Something my friend Eric posted on Facebook today made me stop and think. His comment was …
“I can actually see a future where some of us will be sheltering Dreamers, the way some Germans sheltered Jews during WWII.”
What if … what if you knew of a young DREAMer, say a student at a local college, working evenings at the Starbucks down the street, which is where you met her. Would you … could you offer her shelter in your home if she were in danger of being deported? I think most readers of this blog would answer “of course” without hesitation, for most of my readers are great humanitarians. I replied as much to Eric’s comment. But is it so simple?
No, there is nothing simple about it, but still we say ‘yes’. We say ‘yes’ because these young people have done nothing wrong, they are not criminals, and deportation in some cases would be a death sentence … in all cases it is ‘cruel and unjust’ treatment. We say ‘yes’ because we value human life … all human life … and because we are people with consciences. And finally, we say ‘yes’ because we are better people than Donald Trump and his inhumane comrades. I do not make that last statement lightly, for I have long said that no one person is better than another. But the reality, as I have taken off my rose-coloured glasses and been able to see more clearly, more objectively, is that yes, some people are better humans than others. It is not difficult to be a better person than Donald Trump.
There is a 2016 Ken Burns’ documentary titled DEFYING THE NAZIS: The Sharps’ War .
“It tells the story of Waitstill & Martha Sharp, a Unitarian minister and his wife from Wellesley, Massachusetts, who left their children behind in the care of their parish and boldly committed to multiple life-threatening missions in Europe. Over two dangerous years they helped to save hundreds of imperiled political dissidents and Jewish refugees fleeing the Nazi occupation across Europe.”

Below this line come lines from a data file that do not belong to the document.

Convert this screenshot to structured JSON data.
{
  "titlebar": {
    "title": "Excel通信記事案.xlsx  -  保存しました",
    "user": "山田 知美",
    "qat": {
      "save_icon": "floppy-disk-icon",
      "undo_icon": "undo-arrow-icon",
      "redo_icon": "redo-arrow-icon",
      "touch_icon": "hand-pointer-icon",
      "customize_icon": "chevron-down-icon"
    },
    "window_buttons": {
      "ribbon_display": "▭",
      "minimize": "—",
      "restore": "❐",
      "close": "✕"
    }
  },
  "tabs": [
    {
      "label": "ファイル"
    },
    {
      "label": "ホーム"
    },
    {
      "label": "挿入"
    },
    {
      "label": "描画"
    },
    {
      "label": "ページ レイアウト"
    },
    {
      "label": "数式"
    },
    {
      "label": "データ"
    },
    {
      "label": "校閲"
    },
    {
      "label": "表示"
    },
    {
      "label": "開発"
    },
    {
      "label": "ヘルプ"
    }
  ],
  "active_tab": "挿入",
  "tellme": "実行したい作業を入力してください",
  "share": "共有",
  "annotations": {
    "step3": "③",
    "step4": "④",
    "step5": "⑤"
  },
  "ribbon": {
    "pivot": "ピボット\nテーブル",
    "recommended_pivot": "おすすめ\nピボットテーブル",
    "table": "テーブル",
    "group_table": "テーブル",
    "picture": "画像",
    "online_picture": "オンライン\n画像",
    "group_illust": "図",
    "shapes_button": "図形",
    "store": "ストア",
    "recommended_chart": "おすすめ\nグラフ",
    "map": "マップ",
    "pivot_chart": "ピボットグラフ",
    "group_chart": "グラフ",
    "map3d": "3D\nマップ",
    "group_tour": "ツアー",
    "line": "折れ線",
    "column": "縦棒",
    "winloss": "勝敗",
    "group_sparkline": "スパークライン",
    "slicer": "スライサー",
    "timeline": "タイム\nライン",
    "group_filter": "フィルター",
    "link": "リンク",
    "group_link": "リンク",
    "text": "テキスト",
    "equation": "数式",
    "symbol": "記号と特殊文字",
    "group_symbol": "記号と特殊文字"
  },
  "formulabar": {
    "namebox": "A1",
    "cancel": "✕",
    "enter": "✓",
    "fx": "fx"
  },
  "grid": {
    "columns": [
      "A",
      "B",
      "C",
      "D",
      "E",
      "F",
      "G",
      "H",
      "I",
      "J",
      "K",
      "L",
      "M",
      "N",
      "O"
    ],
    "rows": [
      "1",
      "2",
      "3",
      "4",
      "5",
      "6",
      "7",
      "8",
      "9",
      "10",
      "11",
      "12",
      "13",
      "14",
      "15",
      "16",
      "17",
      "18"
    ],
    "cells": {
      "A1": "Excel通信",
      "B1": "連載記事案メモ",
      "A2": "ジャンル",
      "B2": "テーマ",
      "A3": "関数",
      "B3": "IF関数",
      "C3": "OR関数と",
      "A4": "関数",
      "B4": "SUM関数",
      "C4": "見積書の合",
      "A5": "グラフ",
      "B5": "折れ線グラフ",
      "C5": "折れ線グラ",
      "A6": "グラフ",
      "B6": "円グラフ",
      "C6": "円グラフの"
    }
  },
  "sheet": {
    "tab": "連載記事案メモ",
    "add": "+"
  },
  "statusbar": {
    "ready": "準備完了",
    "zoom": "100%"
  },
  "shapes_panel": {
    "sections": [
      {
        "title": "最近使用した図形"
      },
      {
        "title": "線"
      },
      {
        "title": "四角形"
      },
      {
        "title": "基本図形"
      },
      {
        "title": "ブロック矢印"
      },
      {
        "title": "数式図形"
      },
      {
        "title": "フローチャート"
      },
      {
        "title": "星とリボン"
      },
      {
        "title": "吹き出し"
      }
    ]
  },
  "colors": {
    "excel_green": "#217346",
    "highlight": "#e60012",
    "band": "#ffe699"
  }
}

The Sharp’s grandson, Artemis Joukowsky, worked on the film with Burns and says he sees parallels between what was happening in Europe in 1938 and what is happening worldwide today. “The vitriol in public speech, the xenophobia, the accusing of Muslims of all of our problems — these are similar to the anti-Semitism of the 1930s and ’40s.”
The Sharps’ story is a reminder that in the last great refugee crisis, in the 1930s and 1940s, the United States denied visas to most Jews. We feared the economic burden and worried that their ranks might include spies. It was the Nazis who committed genocide, but the U.S. and other countries also bear moral responsibility for refusing to help desperate people.
A Polish farmer named Jozef Ulma and his wife, Wiktoria, sheltered desperate members of two Jewish families in their house. The Ulmas had six small children and every reason to be cautious, but they instead showed compassion.
Someone reported them, and the Gestapo raided the Ulmas’ farmhouse. The Nazis first shot the Jews dead, and then took retribution by executing not just Jozef and Wiktoria (who was seven months pregnant) but also all their children. The entire family was massacred. – Nicholas Kristof, New York Times, 17 September 2016
There were many heroes in Europe in the last century. Some died for their good deeds, other lived to tell their stories. But they were all men and women who had the courage of their convictions, who risked their lives to do the right thing for humanity, for the human race.
So I ask myself again, would I give shelter to a DREAMer to keep him/her from being deported to a country they do not know, where there is no family, no support system, no life for them in most cases? And my answer is ‘yes’. Unlike the Sharps and the Ulmas, I would not be risking my life, but I would certainly be risking arrest if ICE (Immigration and Customs Enforcement) agents ever knocked at my door. And no, I am not particularly brave. But what better cause than taking care of people, helping them survive in this often cruel and hateful world? If I were not willing to do that, then I would not like myself very much.